> _DESCRIPTION OF THE TASK_: Below are records. Find each line in them that holds the word "text" and copy it.

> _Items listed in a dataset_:
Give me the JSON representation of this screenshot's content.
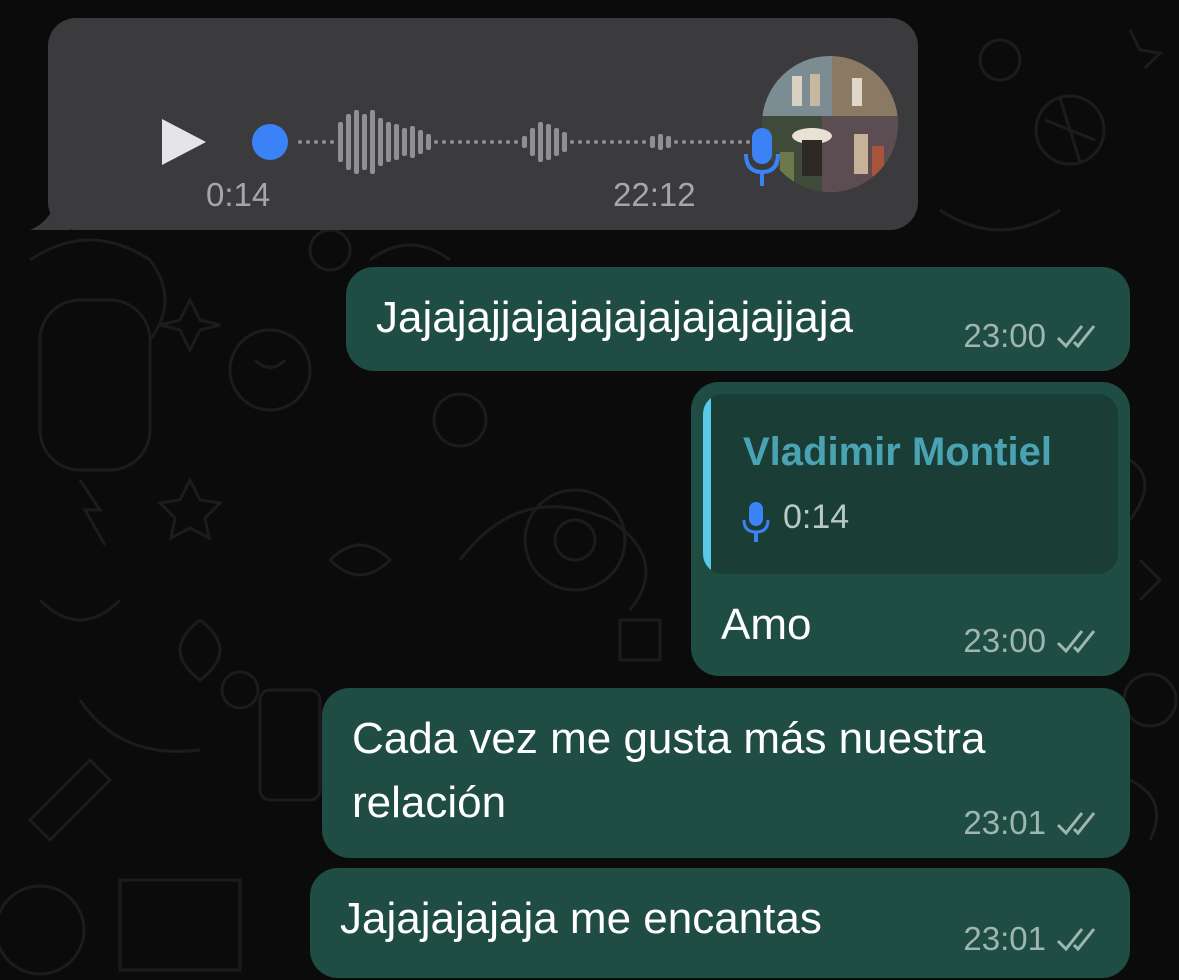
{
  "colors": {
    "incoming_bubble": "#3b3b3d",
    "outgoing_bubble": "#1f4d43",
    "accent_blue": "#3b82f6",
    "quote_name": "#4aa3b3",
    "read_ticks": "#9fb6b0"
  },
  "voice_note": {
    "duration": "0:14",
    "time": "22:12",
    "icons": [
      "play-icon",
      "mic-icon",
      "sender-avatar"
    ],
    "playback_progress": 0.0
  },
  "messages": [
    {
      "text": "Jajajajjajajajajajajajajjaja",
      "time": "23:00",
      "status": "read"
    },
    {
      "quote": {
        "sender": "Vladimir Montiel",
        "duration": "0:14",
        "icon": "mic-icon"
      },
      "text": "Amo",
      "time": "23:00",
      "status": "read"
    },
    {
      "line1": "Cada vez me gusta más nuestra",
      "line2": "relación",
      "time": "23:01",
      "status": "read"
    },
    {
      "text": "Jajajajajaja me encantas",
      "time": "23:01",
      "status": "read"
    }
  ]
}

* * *

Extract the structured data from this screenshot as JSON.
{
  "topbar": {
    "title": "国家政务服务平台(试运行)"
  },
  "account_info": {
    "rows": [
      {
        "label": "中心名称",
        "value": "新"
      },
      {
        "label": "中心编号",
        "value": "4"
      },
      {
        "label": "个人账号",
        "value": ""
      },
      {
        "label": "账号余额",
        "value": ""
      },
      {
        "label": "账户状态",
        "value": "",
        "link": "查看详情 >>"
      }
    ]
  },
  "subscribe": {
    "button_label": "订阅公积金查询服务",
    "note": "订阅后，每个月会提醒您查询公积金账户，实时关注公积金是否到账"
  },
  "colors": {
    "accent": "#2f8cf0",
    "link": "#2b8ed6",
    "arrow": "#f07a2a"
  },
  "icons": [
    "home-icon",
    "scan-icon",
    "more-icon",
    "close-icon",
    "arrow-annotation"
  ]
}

> _YOUR SOLUTION_:
      "text": "Jajajajjajajajajajajajajjaja",
      "text": "Amo",
      "text": "Jajajajajaja me encantas",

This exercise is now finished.